I've added Anousheh Ansari to my blogroll. She fled Iran in 1979 when the Ayatollahs turned it into a place explicitly and irredeemably hostile to people with her values, educated herself - in the best Western tradition - made a few billion dollars, and is now at the forefront of the exploding private space industry.

That she paid her way up to the ISS as the third civilian tourist is interesting. What makes her more than another rich tourist is her ambition to make what she did profitable to private entrepreneurs, and thus possible for the rest of us. She funded the X-Prize to the tune of $10 million (yes, that's her name on the "Ansari X-Prize" for spaceflight), and intends to start her own fleet of ships in the next few years.

It's been two years since the X-Prize was claimed, and the developments since have been mind-boggling. A commercial spaceport is already being built in New Mexico, a private spaceport is being planned by Jeff Bezos in Texas, and many companies are competing for business in the varous niches of this infant industry, most notably Virgin Galactic (watch the movie), who have just recently announced that their World Headquarters will be located at the New Mexico port.

This explosion began when, in an amazing and rare fit of common sense, the federal government passed a bill which, for the most part, says that they'll do the one thing anybody really ever needs from government, just get the hell out of the way! The bill does that, at least to the extent that such is possible from government; it still leaves plenty of hooks in the industry, sure to be firmly set once there is some booty to be extorted.
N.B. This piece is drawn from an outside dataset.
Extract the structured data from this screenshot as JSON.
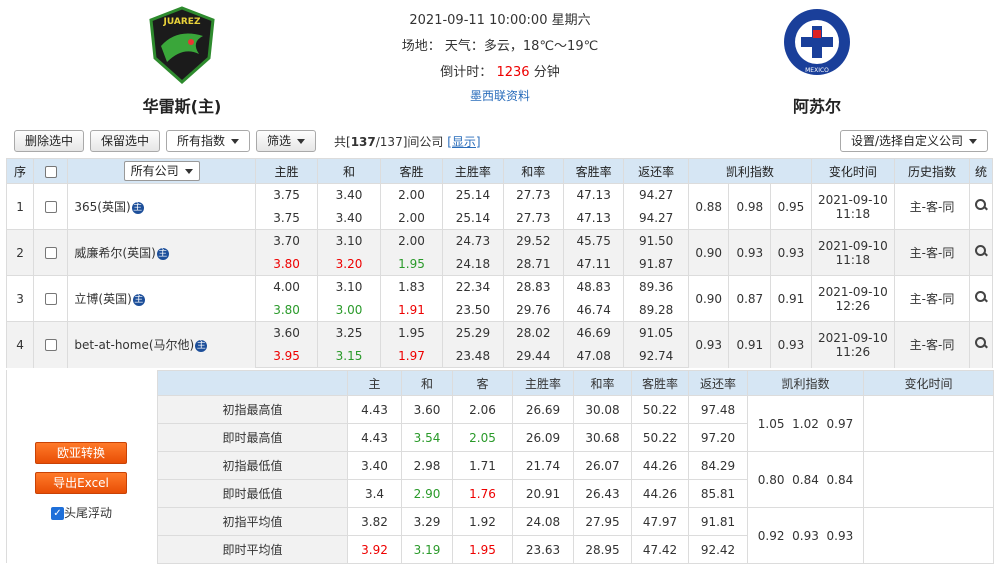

The NM port is built by the state, but it could have been built by any of the major players. Branson probably could have put up the entire $200 million from his petty cash - and kept all the potential profit such a thing will likely generate. But it at least provides the first physical nexus for much of this activity. (tip: buy real estate around Las Cruces, Truth or Consequences, and Hatch, NM, now), and it's effects in the long run will be little more than a footnote. Even the ISS will probably be obsolete before it is even finished, a dinosaur floating aimlessly above a world that has passed it by.

This is the biggest thing since fish grew legs. This is a civilization changing time. The first flights, trivial as they may be in their purpose, will provide experience to those participating, they'll provide markets for vendors and other secondary industries, they'll provide infrastructure both on the ground and in orbit to support more meaningful and more ambitious enterprise, and they'll provide a mindset in the average person that space is just another place to visit, work, and even live in.

As long as, that is, the feds and other governments do indeed stay the hell out of the way, at least until it's too late for them to stop it all. And, even more importantly, while there's people like Ansari, Branson, Rutan, Binnie, Melville, Diamandis, Bezos, Allen, and the thousands of others who have the vision, drive, skills, and resources to make it happen.